Democrat Bryan Weaver, 40, a former Ward 1 advisory neighborhood commissioner, received about 13 percent, while Josh Lopez, 27, also a Democrat, finished fifth, with 7.1 percent. The four other candidates — Tom Brown and Dorothy Douglas, both Democrats; Alan Page of the D.C. Statehood Green Party; and independent Arkan Haile — together received less than 5 percent.
If Orange’s margin holds after final absentee and provisional ballots are counted in 10 days, his victory would be a setback for Brown and Mayor Vincent C. Gray (D), who both endorsed Biddle, 39, but were unable to extensively campaign for him this spring as they tried to contain ethical controversies at City Hall.
In an interview after declaring victory before 11 p.m., Orange said his win was a rejection of the city’s leadership. “Georgetown, downtown, Ward 7, Ward 8. They said: ‘You need to back off. We want Orange.’ ”
Orange led even though Mara, 36, who represented Republicans’ best chance in years to win a seat on the 13-member council, carried many majority-white precincts in Capitol Hill and Upper Northwest, where turnout appeared higher than in many other areas.
Mara, who conceded defeat about 11 p.m. Tuesday, thanked his supporters, saying, “We just came up a little bit short.
“Honestly, there were a lot of good candidates in the race, and take away one of these candidates, we probably could have pulled it off,” Mara, a Ward 1 school board member, told The Washington Post. “At the end of the day, it appears Biddle took votes from me.”
Biddle, who noted that he was in the race before Mara, said: “I’m disappointed by the outcome. I’m certainly proud of the effort I, my campaign team and volunteers put in running an energetic first [council] campaign.”
Orange, 54, had little opposition in majority-black neighborhoods in Northeast and Southeast, where his support proved too much for Mara or Biddle to overcome.
He performed surprisingly well in Ward 4, where many upper-income African Americans live and which is home territory to Biddle.
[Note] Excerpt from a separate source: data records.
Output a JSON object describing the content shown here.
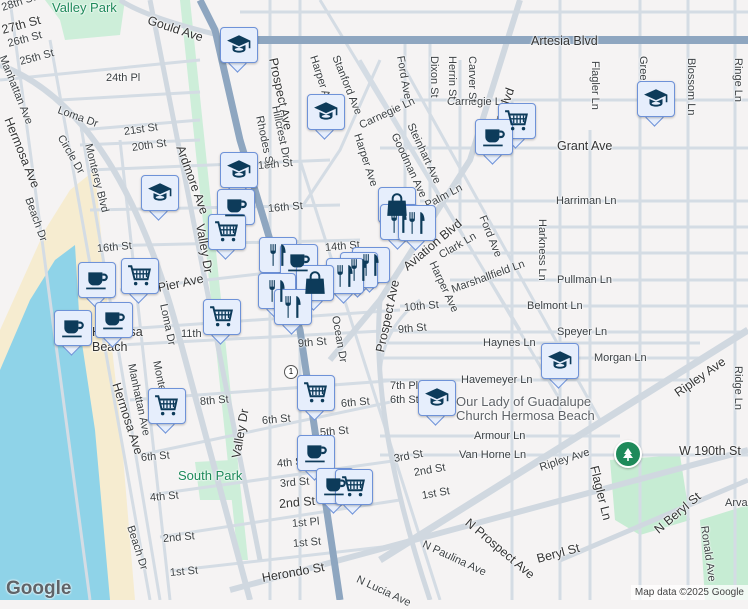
{
  "map": {
    "colors": {
      "land": "#f5f3f3",
      "water": "#8fd3e8",
      "beach": "#f6ecd0",
      "park": "#c6ecd3",
      "highway": "#8ea6c0",
      "road": "#d4dce4",
      "marker_fill": "#e6eefc",
      "marker_border": "#6e92d8",
      "icon": "#0d3b5a"
    },
    "route_shield": "1",
    "attribution": "Map data ©2025 Google",
    "logo": "Google",
    "poi_name_line1": "Our Lady of Guadalupe",
    "poi_name_line2": "Church Hermosa Beach",
    "places": [
      "Valley Park",
      "South Park",
      "Hermosa Beach"
    ],
    "streets": [
      "Gould Ave",
      "28th St",
      "27th St",
      "26th St",
      "25th St",
      "24th Pl",
      "Loma Dr",
      "21st St",
      "20th St",
      "18th St",
      "16th St",
      "16th St",
      "14th St",
      "Pier Ave",
      "Artesia Blvd",
      "Carnegie Ln",
      "Carnegie Ln",
      "Grant Ave",
      "Harriman Ln",
      "Pullman Ln",
      "Marshallfield Ln",
      "Clark Ln",
      "Palm Ln",
      "Belmont Ln",
      "Speyer Ln",
      "Haynes Ln",
      "Morgan Ln",
      "Havemeyer Ln",
      "Armour Ln",
      "Van Horne Ln",
      "Ripley Ave",
      "Ripley Ave",
      "W 190th St",
      "Arva",
      "N Beryl St",
      "Beryl St",
      "N Prospect Ave",
      "N Paulina Ave",
      "N Lucia Ave",
      "Herondo St",
      "1st St",
      "2nd St",
      "3rd St",
      "7th Pl",
      "6th St",
      "10th St",
      "9th St",
      "11th",
      "9th St",
      "8th St",
      "6th St",
      "6th St",
      "5th St",
      "4th St",
      "3rd St",
      "2nd St",
      "1st Pl",
      "1st St",
      "6th St",
      "4th St",
      "2nd St",
      "1st St",
      "Prospect Ave",
      "Harper Ave",
      "Stanford Ave",
      "Hillcrest Dr",
      "Rhodes St",
      "Harper Ave",
      "Ford Ave",
      "Dixon St",
      "Herrin St",
      "Carver St",
      "Steinhart Ave",
      "Goodman Ave",
      "Aviation Blvd",
      "Aviation Blvd",
      "Flagler Ln",
      "Green",
      "Blossom Ln",
      "Ringe Ln",
      "Harkness Ln",
      "Ford Ave",
      "Harper Ave",
      "Prospect Ave",
      "Ocean Dr",
      "Ardmore Ave",
      "Valley Dr",
      "Valley Dr",
      "Hermosa Ave",
      "Hermosa Ave",
      "Manhattan Ave",
      "Manhattan Ave",
      "Beach Dr",
      "Beach Dr",
      "Monterey Blvd",
      "Circle Dr",
      "Loma Dr",
      "Montere",
      "Flagler Ln",
      "Ronald Ave",
      "Ridge Ln",
      "2nd St"
    ],
    "markers": [
      {
        "type": "school",
        "icon": "graduation-cap-icon"
      },
      {
        "type": "school",
        "icon": "graduation-cap-icon"
      },
      {
        "type": "school",
        "icon": "graduation-cap-icon"
      },
      {
        "type": "school",
        "icon": "graduation-cap-icon"
      },
      {
        "type": "school",
        "icon": "graduation-cap-icon"
      },
      {
        "type": "school",
        "icon": "graduation-cap-icon"
      },
      {
        "type": "school",
        "icon": "graduation-cap-icon"
      },
      {
        "type": "cafe",
        "icon": "coffee-cup-icon"
      },
      {
        "type": "grocery",
        "icon": "shopping-cart-icon"
      },
      {
        "type": "restaurant",
        "icon": "fork-knife-icon"
      },
      {
        "type": "shopping",
        "icon": "shopping-bag-icon"
      },
      {
        "type": "park",
        "icon": "tree-icon"
      }
    ]
  }
}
Orange, an accountant and lawyer who lost to Brown in the race for council chairman last year, campaigned as an experienced lawmaker who would help the council balance the budget while being a check on some of the chairman’s influence.
But Orange, who represented Ward 5 on the council from 1999 to 2007, will be returning to a body on which he appears to have few friends. In addition to Gray and Brown, six other council members endorsed Biddle. Several council members expressed reservations about Orange returning.